A few weeks ago, as we continued to explore areas in our new community, we stopped by a little wayside between Duvall and Carnation called Chinook Bend Natural Area.

We'd popped in there last summer and attempted to go for a walk but were felled by the heat within five minutes, as the path took us through a treeless swale and, after 25 years of living in the Puget Sound region, we were no longer capable of surviving outside a narrow temperature range.

This time, however, it was a gentle, early-spring day with a light breeze, so we made it to the river, over a pile of slash, into a woodland, and back again.

Along the way we encountered this marvelous beetle (at left).

Most western gardeners would probably not call this a marvelous beetle. They would call it many rude names. Because it is a western spotted cucumber beetle, Diabrotica undecimpunctata. 

No sources have much good to say about this beetle. Most of the sources are ones dealing with pest management, and they point out that this insect transmits crop diseases and damages a wide variety of garden plants and crops, including corn, soy, squash, and cucumbers.

Even the Audubon field guide says (of its eastern cousin) that it's "one of the most destructive beetles" and "damages foliage, flowers, and pollen of cucumbers, melons, corn, potatoes, and peanuts." Its offspring are called "corn rootworms" because they feed on the roots of crops.

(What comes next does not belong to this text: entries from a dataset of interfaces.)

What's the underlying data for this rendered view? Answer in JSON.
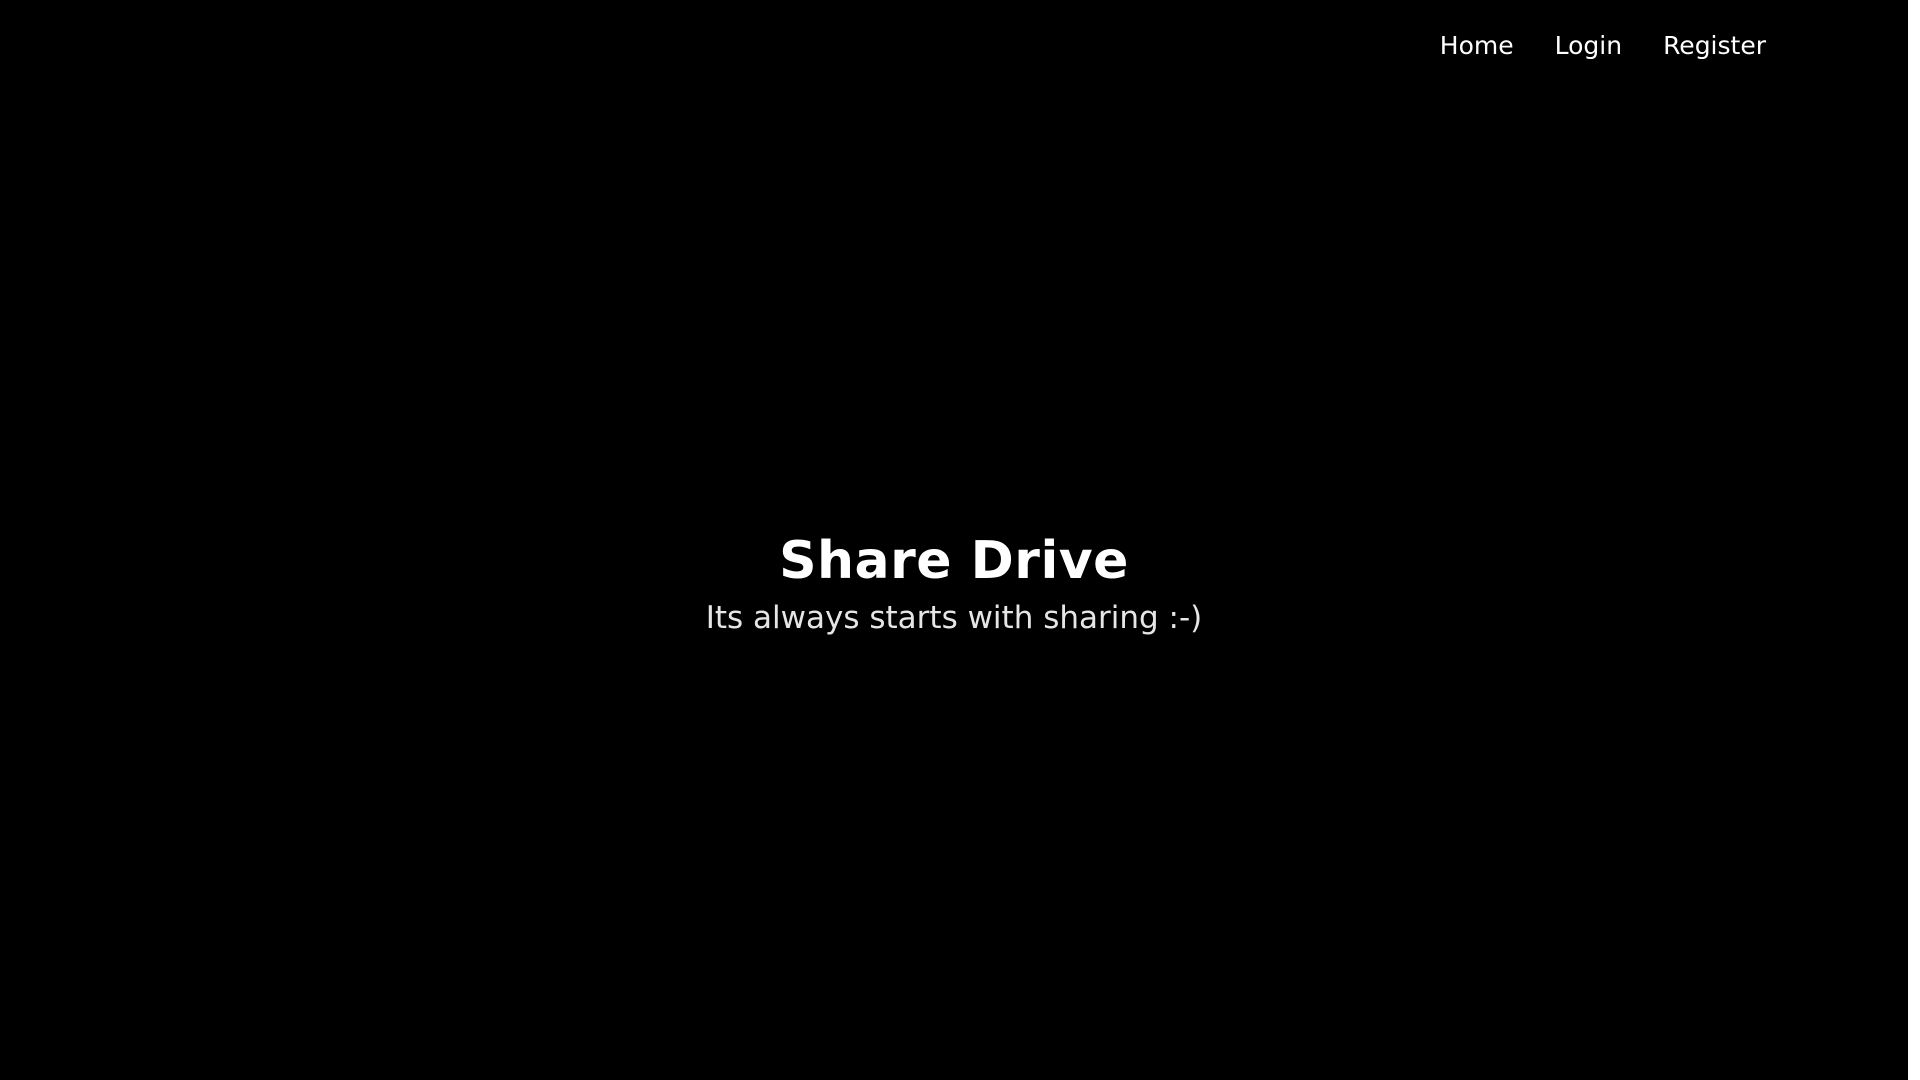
{
  "nav": {
    "items": [
      {
        "label": "Home"
      },
      {
        "label": "Login"
      },
      {
        "label": "Register"
      }
    ]
  },
  "hero": {
    "title": "Share Drive",
    "subtitle": "Its always starts with sharing :-)"
  },
  "colors": {
    "background": "#000000",
    "text": "#ffffff",
    "subtitle": "#e6e6e6",
    "scrollbar": "#ffffff"
  }
}
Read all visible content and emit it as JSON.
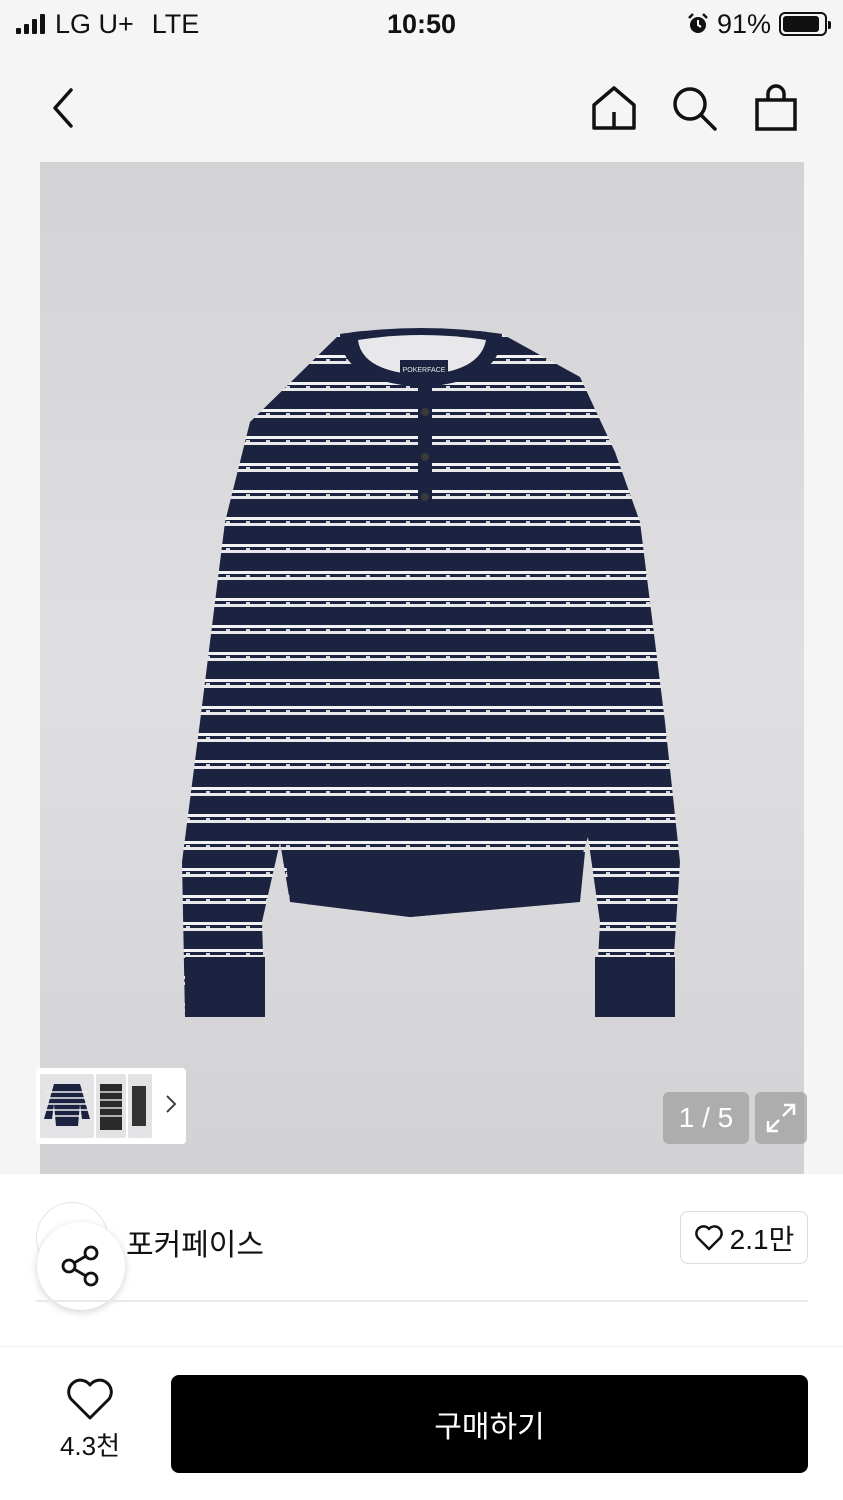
{
  "status_bar": {
    "carrier": "LG U+",
    "network": "LTE",
    "time": "10:50",
    "battery": "91%"
  },
  "nav": {
    "back_icon": "chevron-left-icon",
    "home_icon": "home-icon",
    "search_icon": "search-icon",
    "bag_icon": "shopping-bag-icon"
  },
  "gallery": {
    "counter": "1 / 5",
    "expand_icon": "expand-icon",
    "thumbs_arrow_icon": "chevron-right-icon",
    "label_text": "POKERFACE",
    "colors": {
      "navy": "#1c2340",
      "stripe": "#f2f2f2"
    }
  },
  "brand": {
    "name": "포커페이스",
    "likes": "2.1만"
  },
  "share_icon": "share-icon",
  "bottom_bar": {
    "wish_count": "4.3천",
    "buy_label": "구매하기"
  }
}
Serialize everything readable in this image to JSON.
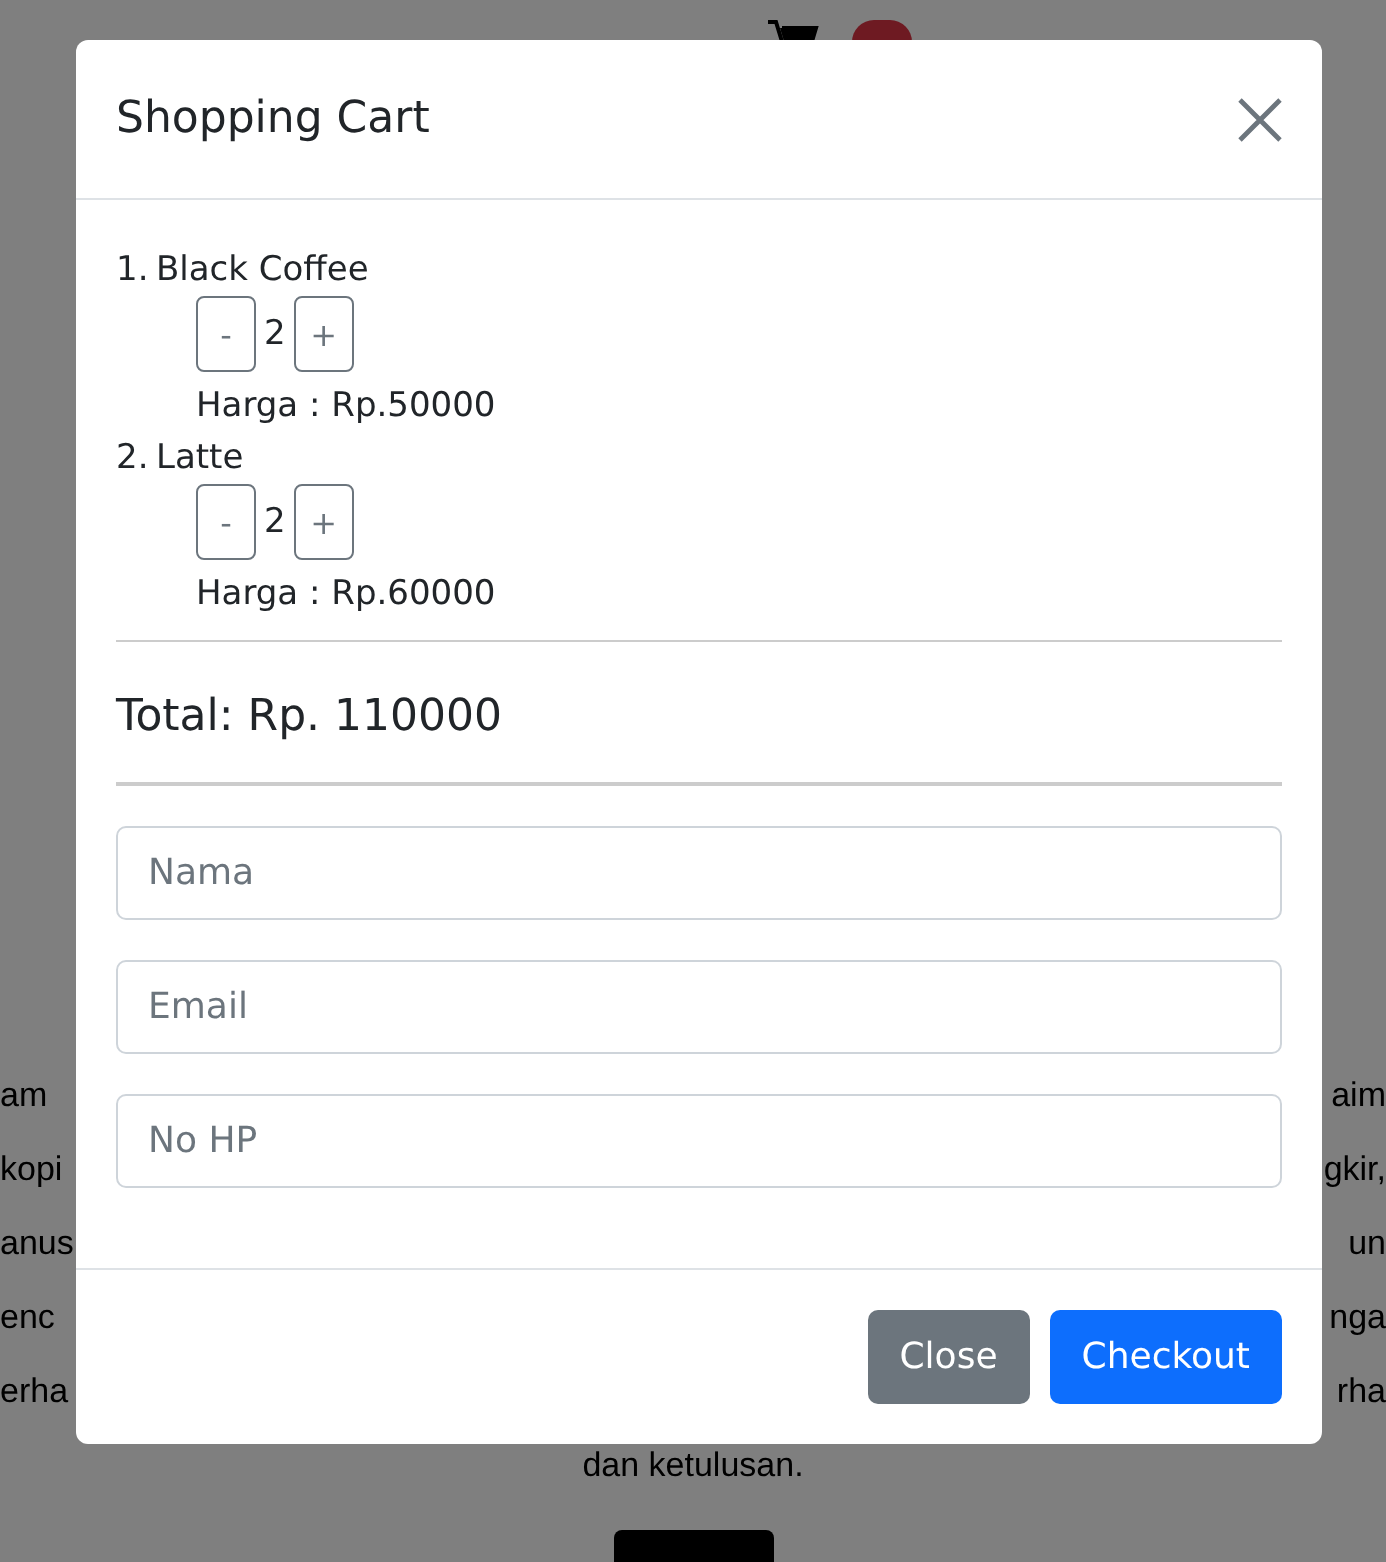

I would surely pluck this beetle off my vegetables if I found it in our garden, but this beetle was minding its own business and trundling around in its native habitat, ignorant of the fact that it was named after a vegetable (actually, a fruit) that itself is native to southeast Asia.

The plant it's on appears to be a Sitka willow, Salix sitchensis. Part of what made this insect so marvelous to us was its cartoonish pattern of big black spots on a bright green background, but also the way that ridiculous coloration caused it to blend in with the catkins, which appeared black-spotted thanks to the dark bracts at the base of its small flowers.


What the beetle's nefarious plans were after we left, I cannot say, though from what I could dig up on its life history, it'll include laying up to 300 eggs over the next few weeks, if it's a female. For now, it was busy doing just what the field guide Insects of the Pacific Northwest said it usually does: "feeding on light-colored flowers." Apparently it's fond of dandelions.

It was a lot easier to find admiring commentary on the willow, which was used by native peoples for a variety of purposes--making ropes, gray pigment for dyeing mountain-goat wool, and even absorbent material for diapers. It'd be interesting to know what Native Americans thought of the beetle in those times, as I assume it wasn't a major agricultural pest back in the day.

I couldn't figure out the meaning of the first half of its scientific name, but the undecimpunctata part means "11-spotted." A curious name for a 12-spotted beetle, except that two of the spots come together to form one big spot when it closes its wing covers. Tricky beast.